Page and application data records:

--- START ---

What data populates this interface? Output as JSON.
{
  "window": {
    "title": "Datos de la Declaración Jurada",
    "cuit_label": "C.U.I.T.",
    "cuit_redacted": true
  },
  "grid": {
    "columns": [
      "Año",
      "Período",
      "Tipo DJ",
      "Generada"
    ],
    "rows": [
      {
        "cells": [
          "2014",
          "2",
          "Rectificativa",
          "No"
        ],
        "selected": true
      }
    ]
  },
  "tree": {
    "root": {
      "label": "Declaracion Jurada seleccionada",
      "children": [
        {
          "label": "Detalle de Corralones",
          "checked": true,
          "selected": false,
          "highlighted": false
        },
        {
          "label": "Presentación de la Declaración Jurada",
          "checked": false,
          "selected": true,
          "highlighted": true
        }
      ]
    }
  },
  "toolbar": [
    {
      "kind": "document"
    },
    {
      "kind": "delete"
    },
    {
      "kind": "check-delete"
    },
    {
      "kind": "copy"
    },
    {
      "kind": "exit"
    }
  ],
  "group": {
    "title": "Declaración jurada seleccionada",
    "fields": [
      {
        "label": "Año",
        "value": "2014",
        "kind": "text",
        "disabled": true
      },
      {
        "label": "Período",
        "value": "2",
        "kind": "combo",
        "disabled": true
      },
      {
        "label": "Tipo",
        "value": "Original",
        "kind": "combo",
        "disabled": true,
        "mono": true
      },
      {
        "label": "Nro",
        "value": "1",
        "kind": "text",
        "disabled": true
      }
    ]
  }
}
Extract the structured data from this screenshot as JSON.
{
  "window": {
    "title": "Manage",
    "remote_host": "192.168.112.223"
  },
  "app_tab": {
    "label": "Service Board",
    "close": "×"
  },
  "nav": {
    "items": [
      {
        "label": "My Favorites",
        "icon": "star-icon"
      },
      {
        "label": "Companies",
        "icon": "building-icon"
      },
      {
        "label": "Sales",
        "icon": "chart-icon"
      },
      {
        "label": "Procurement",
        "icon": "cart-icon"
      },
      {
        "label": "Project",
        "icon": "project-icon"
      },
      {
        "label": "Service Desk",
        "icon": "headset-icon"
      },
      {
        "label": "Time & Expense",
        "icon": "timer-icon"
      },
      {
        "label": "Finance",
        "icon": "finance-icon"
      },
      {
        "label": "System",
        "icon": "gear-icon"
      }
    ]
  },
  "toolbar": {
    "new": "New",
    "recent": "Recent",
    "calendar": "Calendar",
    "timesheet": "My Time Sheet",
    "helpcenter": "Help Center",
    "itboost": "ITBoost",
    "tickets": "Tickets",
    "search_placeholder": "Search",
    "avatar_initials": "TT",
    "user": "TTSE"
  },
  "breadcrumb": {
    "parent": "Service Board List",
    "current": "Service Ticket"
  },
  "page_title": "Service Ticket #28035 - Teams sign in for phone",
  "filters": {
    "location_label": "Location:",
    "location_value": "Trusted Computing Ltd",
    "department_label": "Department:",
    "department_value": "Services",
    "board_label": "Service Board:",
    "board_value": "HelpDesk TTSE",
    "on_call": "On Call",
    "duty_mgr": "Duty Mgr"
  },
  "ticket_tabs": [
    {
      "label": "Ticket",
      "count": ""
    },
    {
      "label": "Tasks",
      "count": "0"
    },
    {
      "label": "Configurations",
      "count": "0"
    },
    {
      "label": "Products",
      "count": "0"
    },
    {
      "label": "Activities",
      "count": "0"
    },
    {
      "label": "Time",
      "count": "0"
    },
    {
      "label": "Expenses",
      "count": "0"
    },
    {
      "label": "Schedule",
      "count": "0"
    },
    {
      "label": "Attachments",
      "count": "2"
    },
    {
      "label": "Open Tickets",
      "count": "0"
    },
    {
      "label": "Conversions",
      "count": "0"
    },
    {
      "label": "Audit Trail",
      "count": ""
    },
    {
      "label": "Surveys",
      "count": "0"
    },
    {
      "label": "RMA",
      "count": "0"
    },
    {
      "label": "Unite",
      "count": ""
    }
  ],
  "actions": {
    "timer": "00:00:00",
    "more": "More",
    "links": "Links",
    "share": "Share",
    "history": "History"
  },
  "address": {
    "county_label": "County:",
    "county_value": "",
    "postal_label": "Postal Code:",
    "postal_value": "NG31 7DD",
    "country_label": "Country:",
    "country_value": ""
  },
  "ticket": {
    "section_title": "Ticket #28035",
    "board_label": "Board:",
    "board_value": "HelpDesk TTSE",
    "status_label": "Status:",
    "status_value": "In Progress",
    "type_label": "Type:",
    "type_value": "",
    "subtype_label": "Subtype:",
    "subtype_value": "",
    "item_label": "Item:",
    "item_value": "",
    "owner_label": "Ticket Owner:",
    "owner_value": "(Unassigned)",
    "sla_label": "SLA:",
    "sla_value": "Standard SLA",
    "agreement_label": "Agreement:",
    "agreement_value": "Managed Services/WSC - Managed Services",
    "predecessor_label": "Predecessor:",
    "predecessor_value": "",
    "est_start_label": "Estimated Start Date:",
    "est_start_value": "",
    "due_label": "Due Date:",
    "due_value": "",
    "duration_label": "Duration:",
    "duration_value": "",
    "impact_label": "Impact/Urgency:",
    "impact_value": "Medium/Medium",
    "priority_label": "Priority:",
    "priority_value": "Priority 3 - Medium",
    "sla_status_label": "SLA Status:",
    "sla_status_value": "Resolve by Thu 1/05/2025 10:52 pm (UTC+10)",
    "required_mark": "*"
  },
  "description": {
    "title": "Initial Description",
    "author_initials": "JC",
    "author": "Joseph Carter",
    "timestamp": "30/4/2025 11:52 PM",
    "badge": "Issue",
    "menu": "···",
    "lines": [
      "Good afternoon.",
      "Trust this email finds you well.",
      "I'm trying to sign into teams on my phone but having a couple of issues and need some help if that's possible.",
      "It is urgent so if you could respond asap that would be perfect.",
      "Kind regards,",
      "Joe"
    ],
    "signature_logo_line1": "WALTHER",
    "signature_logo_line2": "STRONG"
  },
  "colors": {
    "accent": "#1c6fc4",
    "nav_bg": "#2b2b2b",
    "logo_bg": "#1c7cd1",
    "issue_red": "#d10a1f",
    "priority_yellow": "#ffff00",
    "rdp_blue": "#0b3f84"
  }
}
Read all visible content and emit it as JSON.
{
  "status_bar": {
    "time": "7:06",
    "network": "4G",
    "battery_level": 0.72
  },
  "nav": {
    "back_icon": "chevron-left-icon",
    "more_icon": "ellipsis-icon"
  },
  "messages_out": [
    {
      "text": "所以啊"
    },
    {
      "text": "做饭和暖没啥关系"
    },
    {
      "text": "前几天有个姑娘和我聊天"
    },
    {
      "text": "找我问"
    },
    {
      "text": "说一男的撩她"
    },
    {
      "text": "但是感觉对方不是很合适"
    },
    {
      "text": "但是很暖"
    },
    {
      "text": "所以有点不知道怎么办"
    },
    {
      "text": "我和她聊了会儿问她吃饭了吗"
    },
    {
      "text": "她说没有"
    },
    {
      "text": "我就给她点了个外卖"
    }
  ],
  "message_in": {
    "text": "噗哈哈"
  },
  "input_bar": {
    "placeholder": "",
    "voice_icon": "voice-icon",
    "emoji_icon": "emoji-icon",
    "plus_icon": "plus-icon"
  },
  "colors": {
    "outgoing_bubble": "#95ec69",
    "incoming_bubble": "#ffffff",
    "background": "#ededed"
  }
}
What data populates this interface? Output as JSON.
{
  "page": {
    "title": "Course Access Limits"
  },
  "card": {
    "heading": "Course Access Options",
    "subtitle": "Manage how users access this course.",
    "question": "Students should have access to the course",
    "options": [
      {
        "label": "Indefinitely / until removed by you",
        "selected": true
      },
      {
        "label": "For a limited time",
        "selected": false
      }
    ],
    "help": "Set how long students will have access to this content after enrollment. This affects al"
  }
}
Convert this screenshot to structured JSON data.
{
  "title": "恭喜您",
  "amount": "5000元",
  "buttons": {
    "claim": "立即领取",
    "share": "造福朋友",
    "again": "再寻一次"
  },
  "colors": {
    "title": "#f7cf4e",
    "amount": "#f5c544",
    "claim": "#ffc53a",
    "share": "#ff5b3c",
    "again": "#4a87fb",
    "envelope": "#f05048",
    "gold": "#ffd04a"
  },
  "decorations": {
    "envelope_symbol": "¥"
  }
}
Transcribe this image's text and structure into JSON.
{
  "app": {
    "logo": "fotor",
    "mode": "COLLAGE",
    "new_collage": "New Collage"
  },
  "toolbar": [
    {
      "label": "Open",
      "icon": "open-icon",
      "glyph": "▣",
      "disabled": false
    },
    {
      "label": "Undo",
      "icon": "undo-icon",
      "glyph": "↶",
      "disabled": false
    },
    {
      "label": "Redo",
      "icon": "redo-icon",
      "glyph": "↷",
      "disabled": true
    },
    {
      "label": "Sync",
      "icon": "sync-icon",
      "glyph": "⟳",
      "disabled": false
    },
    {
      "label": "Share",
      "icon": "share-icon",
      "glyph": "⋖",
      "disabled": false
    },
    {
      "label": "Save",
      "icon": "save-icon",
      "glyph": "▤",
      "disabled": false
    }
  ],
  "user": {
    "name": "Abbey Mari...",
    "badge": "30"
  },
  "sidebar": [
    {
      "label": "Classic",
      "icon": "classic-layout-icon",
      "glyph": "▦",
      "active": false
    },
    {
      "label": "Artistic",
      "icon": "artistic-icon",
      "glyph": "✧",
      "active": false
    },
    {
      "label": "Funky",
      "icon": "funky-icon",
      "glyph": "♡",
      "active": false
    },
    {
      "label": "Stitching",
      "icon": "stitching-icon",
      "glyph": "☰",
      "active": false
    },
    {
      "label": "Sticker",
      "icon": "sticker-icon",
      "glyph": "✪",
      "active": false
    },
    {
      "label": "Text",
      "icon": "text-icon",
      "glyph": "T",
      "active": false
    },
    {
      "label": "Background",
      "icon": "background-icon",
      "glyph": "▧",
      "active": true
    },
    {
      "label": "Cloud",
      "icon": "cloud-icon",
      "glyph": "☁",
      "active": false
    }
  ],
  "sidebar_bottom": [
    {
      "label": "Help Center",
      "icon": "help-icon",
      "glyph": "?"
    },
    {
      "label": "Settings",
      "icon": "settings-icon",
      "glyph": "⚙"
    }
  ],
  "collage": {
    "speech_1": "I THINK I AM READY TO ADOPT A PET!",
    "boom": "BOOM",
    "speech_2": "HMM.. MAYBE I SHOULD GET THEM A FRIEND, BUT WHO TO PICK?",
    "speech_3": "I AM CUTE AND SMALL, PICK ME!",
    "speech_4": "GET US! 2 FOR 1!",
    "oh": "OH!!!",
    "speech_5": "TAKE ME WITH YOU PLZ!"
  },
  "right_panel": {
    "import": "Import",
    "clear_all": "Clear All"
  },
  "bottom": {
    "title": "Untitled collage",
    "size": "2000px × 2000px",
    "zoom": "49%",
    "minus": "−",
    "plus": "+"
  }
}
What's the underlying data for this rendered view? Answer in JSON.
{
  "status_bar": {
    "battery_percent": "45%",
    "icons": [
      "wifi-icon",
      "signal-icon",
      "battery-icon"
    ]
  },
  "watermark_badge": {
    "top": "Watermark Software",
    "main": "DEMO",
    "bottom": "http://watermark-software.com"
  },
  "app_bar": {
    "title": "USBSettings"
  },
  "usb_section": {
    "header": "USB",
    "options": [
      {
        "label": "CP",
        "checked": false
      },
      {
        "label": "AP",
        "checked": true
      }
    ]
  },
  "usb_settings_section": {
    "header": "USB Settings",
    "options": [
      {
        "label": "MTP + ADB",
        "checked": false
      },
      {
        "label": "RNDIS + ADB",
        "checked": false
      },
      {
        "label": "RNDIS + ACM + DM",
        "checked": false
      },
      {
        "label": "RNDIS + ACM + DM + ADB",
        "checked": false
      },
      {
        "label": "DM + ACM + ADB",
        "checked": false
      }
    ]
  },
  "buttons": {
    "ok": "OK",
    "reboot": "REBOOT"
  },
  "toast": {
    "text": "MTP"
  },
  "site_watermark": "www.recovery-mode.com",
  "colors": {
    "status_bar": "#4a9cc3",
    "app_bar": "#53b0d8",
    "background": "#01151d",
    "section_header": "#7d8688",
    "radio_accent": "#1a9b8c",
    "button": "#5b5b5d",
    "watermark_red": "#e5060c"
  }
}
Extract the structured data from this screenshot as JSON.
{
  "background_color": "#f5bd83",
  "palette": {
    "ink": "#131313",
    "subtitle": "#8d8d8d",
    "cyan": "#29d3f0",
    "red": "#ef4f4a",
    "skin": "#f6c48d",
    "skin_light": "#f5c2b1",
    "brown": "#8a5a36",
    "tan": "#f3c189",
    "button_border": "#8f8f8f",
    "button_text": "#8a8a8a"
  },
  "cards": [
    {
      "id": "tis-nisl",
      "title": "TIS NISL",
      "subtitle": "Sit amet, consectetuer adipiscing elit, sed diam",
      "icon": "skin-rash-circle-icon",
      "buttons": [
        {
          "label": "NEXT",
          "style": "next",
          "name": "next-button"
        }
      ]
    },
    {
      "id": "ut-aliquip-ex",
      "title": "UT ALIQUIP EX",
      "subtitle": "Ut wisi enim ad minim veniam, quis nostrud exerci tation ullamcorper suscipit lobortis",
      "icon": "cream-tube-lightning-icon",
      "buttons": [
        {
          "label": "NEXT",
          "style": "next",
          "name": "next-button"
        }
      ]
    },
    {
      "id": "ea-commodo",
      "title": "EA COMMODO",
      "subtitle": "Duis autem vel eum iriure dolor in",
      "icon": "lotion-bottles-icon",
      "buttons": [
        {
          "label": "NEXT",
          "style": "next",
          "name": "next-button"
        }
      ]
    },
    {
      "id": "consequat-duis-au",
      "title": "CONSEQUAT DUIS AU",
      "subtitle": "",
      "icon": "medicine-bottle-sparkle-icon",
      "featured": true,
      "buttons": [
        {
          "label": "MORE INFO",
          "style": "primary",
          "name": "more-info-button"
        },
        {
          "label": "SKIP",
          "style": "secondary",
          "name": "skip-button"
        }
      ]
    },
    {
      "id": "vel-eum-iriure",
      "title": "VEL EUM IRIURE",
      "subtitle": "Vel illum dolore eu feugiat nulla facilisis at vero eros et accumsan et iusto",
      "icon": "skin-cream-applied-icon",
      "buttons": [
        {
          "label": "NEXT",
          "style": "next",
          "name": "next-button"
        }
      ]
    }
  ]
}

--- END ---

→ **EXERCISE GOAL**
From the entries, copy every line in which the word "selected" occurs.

→ **OUTPUT OF THE TASK**
        "selected": true
          "selected": false,
          "selected": true,
        "selected": true
        "selected": false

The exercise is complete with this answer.